How people's attention flows on the web
16 September 2012
Everyone in search is by now aware that certain social signals are well-correlated with rankings. I wanted to see if it was actually plausible for these correlations to arise without social signals being a direct ranking factor.
A lot of SEO practitioners are touting the notion that social signifiers, i.e. ‘likes’, ‘shares’, etc. are also signals that are picked-up by search engine ranking algorithms. The argument is that these are more reliable indicators of popularity than links as it is likely that a real person is behind each signal. However, actual evidence that these ‘social signals’ cause fluctuations in rankings is non-existent.
I meant to highlight this post this last month as it is excellent - have a read to review the difference between causation and correlation as well as to assess the alternative explanations of what may be going on.
The way I look at this is that I understand the search engine algorithm to be a black box. I can see certain inputs I believe to affect the output but I have a hard time confirming the relative importance of these inputs. Over time, I believe that these signals have become more complicated, that the black box itself includes historical data that it has collected that it uses in its evaluation. I also believe that it is likely that the application of the algorithm is non-uniform - that is to say that certain factors are likely to affect the relative importance of other factors in the results on a case-by-case basis.

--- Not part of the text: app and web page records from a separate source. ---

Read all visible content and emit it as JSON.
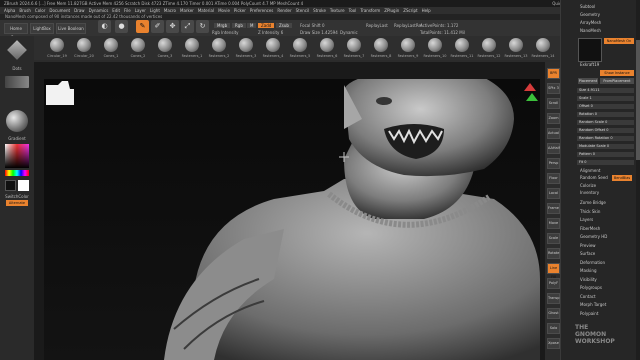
{
  "titlebar": {
    "text": "ZBrush 2024.6.6  [...]  Free Mem 11.827GB  Active Mem 4256  Scratch Disk 4723  ZTime 4.170  Timer 0.001  ATime 0.004  PolyCount 4.7 MP  MeshCount 4",
    "quicksave": "QuickSave",
    "menus": "Menus",
    "default_script": "DefaultZScript"
  },
  "menubar": [
    "Alpha",
    "Brush",
    "Color",
    "Document",
    "Draw",
    "Dynamics",
    "Edit",
    "File",
    "Layer",
    "Light",
    "Macro",
    "Marker",
    "Material",
    "Movie",
    "Picker",
    "Preferences",
    "Render",
    "Stencil",
    "Stroke",
    "Texture",
    "Tool",
    "Transform",
    "ZPlugin",
    "ZScript",
    "Help"
  ],
  "notebar": {
    "text": "NanoMesh composed of 90 instances made out of 22.42 thousands of vertices"
  },
  "top_controls": {
    "tabs": [
      "Home Page",
      "LightBox",
      "Live Boolean"
    ],
    "tools": [
      {
        "label": "Edit",
        "icon": "edit-icon",
        "on": true
      },
      {
        "label": "Draw",
        "icon": "draw-icon",
        "on": false
      },
      {
        "label": "Move",
        "icon": "move-icon",
        "on": false
      },
      {
        "label": "Scale",
        "icon": "scale-icon",
        "on": false
      },
      {
        "label": "Rotate",
        "icon": "rotate-icon",
        "on": false
      }
    ],
    "mrgb": "Mrgb",
    "rgb": "Rgb",
    "m": "M",
    "zadd": "Zadd",
    "zsub": "Zsub",
    "zcut": "Zcut",
    "rgb_intensity": "Rgb Intensity",
    "z_intensity": "Z Intensity 6",
    "focal_shift": "Focal Shift 0",
    "draw_size": "Draw Size 1.42594",
    "dynamic": "Dynamic",
    "replay_last": "ReplayLast",
    "replay_last_rel": "ReplayLastRel",
    "active_points": "ActivePoints: 1.172",
    "total_points": "TotalPoints: 11.412 Mil"
  },
  "brush_shelf": [
    "Circular_19",
    "Circular_20",
    "Cones_1",
    "Cones_2",
    "Cones_3",
    "Fasteners_1",
    "Fasteners_2",
    "Fasteners_3",
    "Fasteners_4",
    "Fasteners_5",
    "Fasteners_6",
    "Fasteners_7",
    "Fasteners_8",
    "Fasteners_9",
    "Fasteners_10",
    "Fasteners_11",
    "Fasteners_12",
    "Fasteners_13",
    "Fasteners_14"
  ],
  "left_panel": {
    "material_label": "Gradient",
    "switch_color": "SwitchColor",
    "alternate": "Alternate",
    "dots": "Dots"
  },
  "right_strip": [
    "BPR",
    "SPix 3",
    "Scroll",
    "Zoom",
    "Actual",
    "AAHalf",
    "Persp",
    "Floor",
    "Local",
    "Frame",
    "Move",
    "Scale",
    "Rotate",
    "Line Fill",
    "PolyF",
    "Transp",
    "Ghost",
    "Solo",
    "Xpose"
  ],
  "right_panel": {
    "header": [
      "Subtool",
      "Geometry",
      "ArrayMesh",
      "NanoMesh"
    ],
    "brush_name": "Exkraft19",
    "nanomesh_on": "NanoMesh On",
    "show_instance": "Show Instance",
    "placement": "Placement",
    "from_placement": "FromPlacement",
    "sliders": [
      {
        "label": "Size 4.9111",
        "level": 0.45
      },
      {
        "label": "Scale 1",
        "level": 0.5
      },
      {
        "label": "Offset 0",
        "level": 0.0
      },
      {
        "label": "Rotation 0",
        "level": 0.0
      },
      {
        "label": "Random Scale 0",
        "level": 0.0
      },
      {
        "label": "Random Offset 0",
        "level": 0.0
      },
      {
        "label": "Random Rotation 0",
        "level": 0.0
      },
      {
        "label": "Modulate Scale 0",
        "level": 0.0
      },
      {
        "label": "Pattern 0",
        "level": 0.0
      },
      {
        "label": "Fit 0",
        "level": 0.0
      }
    ],
    "alignment": "Alignment",
    "random_seed": "Random Seed",
    "bend_bias": "BendBias",
    "colorize": "Colorize",
    "inventory": "Inventory",
    "sections": [
      "Zome Bridge",
      "Thick Skin",
      "Layers",
      "FiberMesh",
      "Geometry HD",
      "Preview",
      "Surface",
      "Deformation",
      "Masking",
      "Visibility",
      "Polygroups",
      "Contact",
      "Morph Target",
      "Polypaint"
    ],
    "watermark": [
      "THE",
      "GNOMON",
      "WORKSHOP"
    ]
  },
  "colors": {
    "accent": "#e9822e",
    "panel": "#2b2b2b",
    "canvas": "#0f0f0f"
  }
}
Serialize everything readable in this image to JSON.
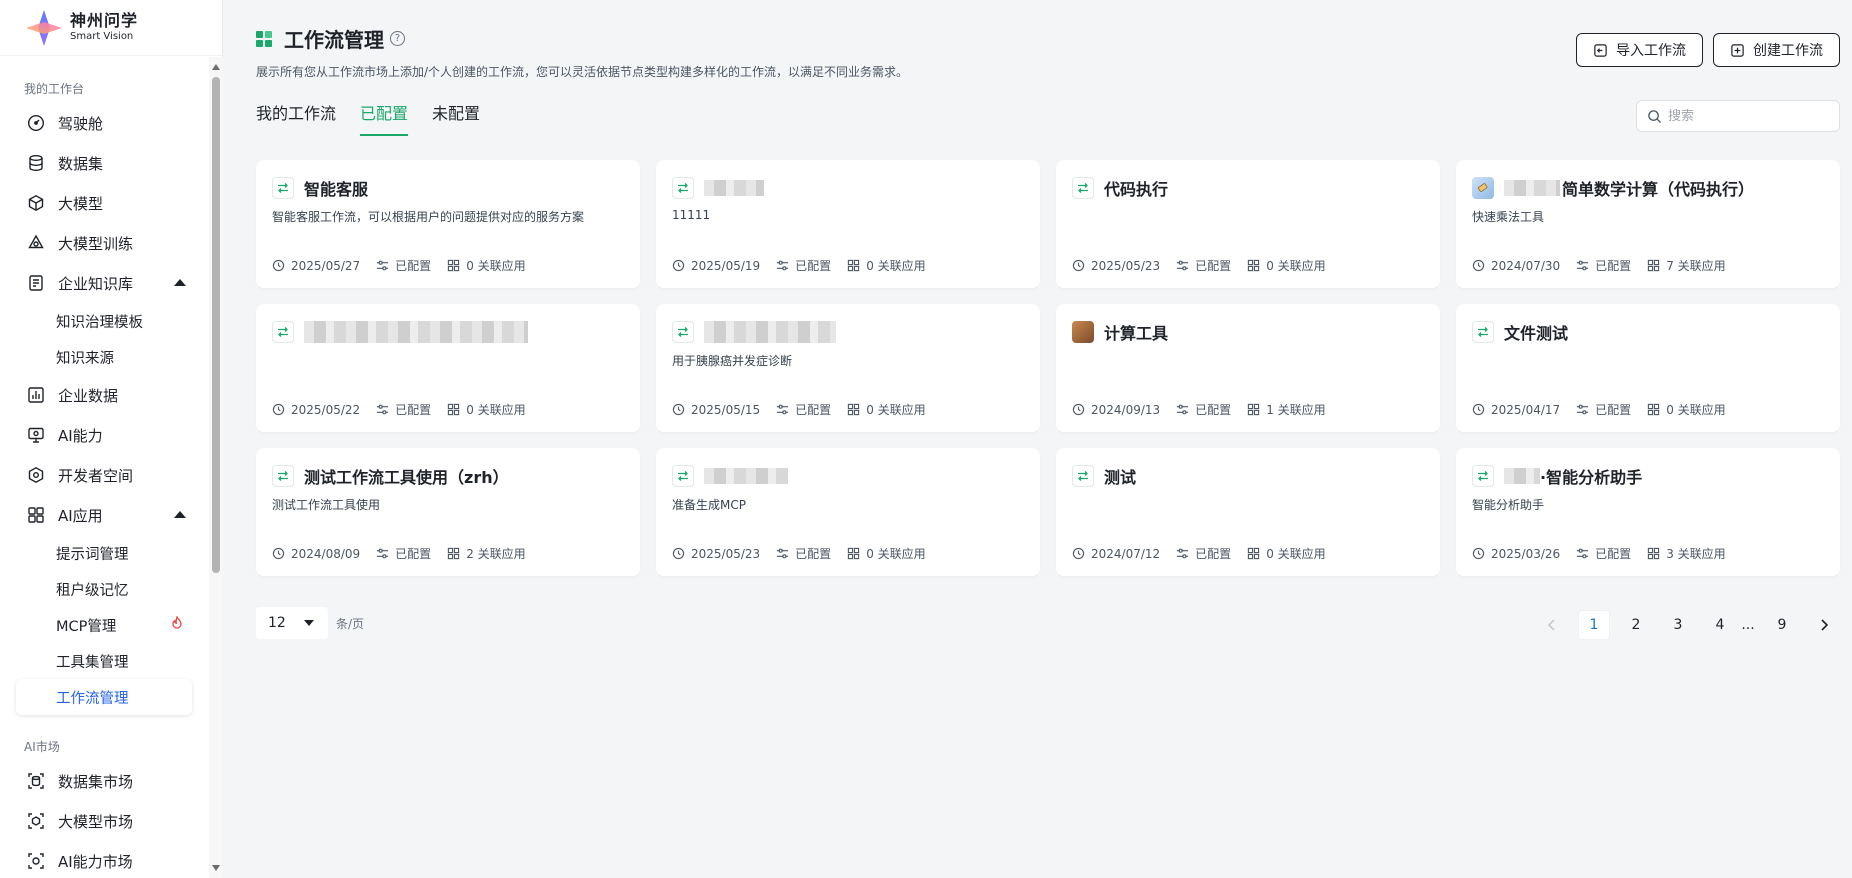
{
  "brand": {
    "name_cn": "神州问学",
    "name_en": "Smart Vision"
  },
  "sidebar": {
    "section_workspace": "我的工作台",
    "items": [
      {
        "label": "驾驶舱",
        "icon": "dashboard-icon"
      },
      {
        "label": "数据集",
        "icon": "database-icon"
      },
      {
        "label": "大模型",
        "icon": "cube-icon"
      },
      {
        "label": "大模型训练",
        "icon": "training-icon"
      },
      {
        "label": "企业知识库",
        "icon": "knowledge-icon"
      },
      {
        "label": "企业数据",
        "icon": "chart-icon"
      },
      {
        "label": "AI能力",
        "icon": "monitor-icon"
      },
      {
        "label": "开发者空间",
        "icon": "developer-icon"
      },
      {
        "label": "AI应用",
        "icon": "apps-icon"
      }
    ],
    "knowledge_sub": [
      "知识治理模板",
      "知识来源"
    ],
    "apps_sub": [
      "提示词管理",
      "租户级记忆",
      "MCP管理",
      "工具集管理",
      "工作流管理"
    ],
    "section_market": "AI市场",
    "market_items": [
      "数据集市场",
      "大模型市场",
      "AI能力市场"
    ]
  },
  "header": {
    "title": "工作流管理",
    "description": "展示所有您从工作流市场上添加/个人创建的工作流，您可以灵活依据节点类型构建多样化的工作流，以满足不同业务需求。",
    "import_label": "导入工作流",
    "create_label": "创建工作流"
  },
  "tabs": [
    "我的工作流",
    "已配置",
    "未配置"
  ],
  "search": {
    "placeholder": "搜索"
  },
  "cards": [
    {
      "title": "智能客服",
      "desc": "智能客服工作流，可以根据用户的问题提供对应的服务方案",
      "date": "2025/05/27",
      "status": "已配置",
      "apps": "0 关联应用"
    },
    {
      "title": "",
      "desc": "11111",
      "date": "2025/05/19",
      "status": "已配置",
      "apps": "0 关联应用"
    },
    {
      "title": "代码执行",
      "desc": "",
      "date": "2025/05/23",
      "status": "已配置",
      "apps": "0 关联应用"
    },
    {
      "title": "简单数学计算（代码执行）",
      "desc": "快速乘法工具",
      "date": "2024/07/30",
      "status": "已配置",
      "apps": "7 关联应用"
    },
    {
      "title": "",
      "desc": "",
      "date": "2025/05/22",
      "status": "已配置",
      "apps": "0 关联应用"
    },
    {
      "title": "",
      "desc": "用于胰腺癌并发症诊断",
      "date": "2025/05/15",
      "status": "已配置",
      "apps": "0 关联应用"
    },
    {
      "title": "计算工具",
      "desc": "",
      "date": "2024/09/13",
      "status": "已配置",
      "apps": "1 关联应用"
    },
    {
      "title": "文件测试",
      "desc": "",
      "date": "2025/04/17",
      "status": "已配置",
      "apps": "0 关联应用"
    },
    {
      "title": "测试工作流工具使用（zrh）",
      "desc": "测试工作流工具使用",
      "date": "2024/08/09",
      "status": "已配置",
      "apps": "2 关联应用"
    },
    {
      "title": "",
      "desc": "准备生成MCP",
      "date": "2025/05/23",
      "status": "已配置",
      "apps": "0 关联应用"
    },
    {
      "title": "测试",
      "desc": "",
      "date": "2024/07/12",
      "status": "已配置",
      "apps": "0 关联应用"
    },
    {
      "title": "·智能分析助手",
      "desc": "智能分析助手",
      "date": "2025/03/26",
      "status": "已配置",
      "apps": "3 关联应用"
    }
  ],
  "pagination": {
    "page_size": "12",
    "per_page": "条/页",
    "pages": [
      "1",
      "2",
      "3",
      "4",
      "...",
      "9"
    ],
    "current": "1"
  },
  "colors": {
    "accent": "#1aa86b",
    "link": "#2563eb"
  }
}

‘Social signals’ are by their nature ephemeral. If I was trying to return relevant results then of course I would consider these signals as potentially useful, say in combination with number-of-searches and other factors. However, the effect of these signals would be time-limited as the momentum behind them would be an indicator of whether people’s attention is staying with the topic or moving on to something new. For example, an affect of a decaying signal might be to ‘turn-down’ the similar results displayed as interest wanes. What concerns me is the implication that these signals replace links as a permanent signifier of relevance.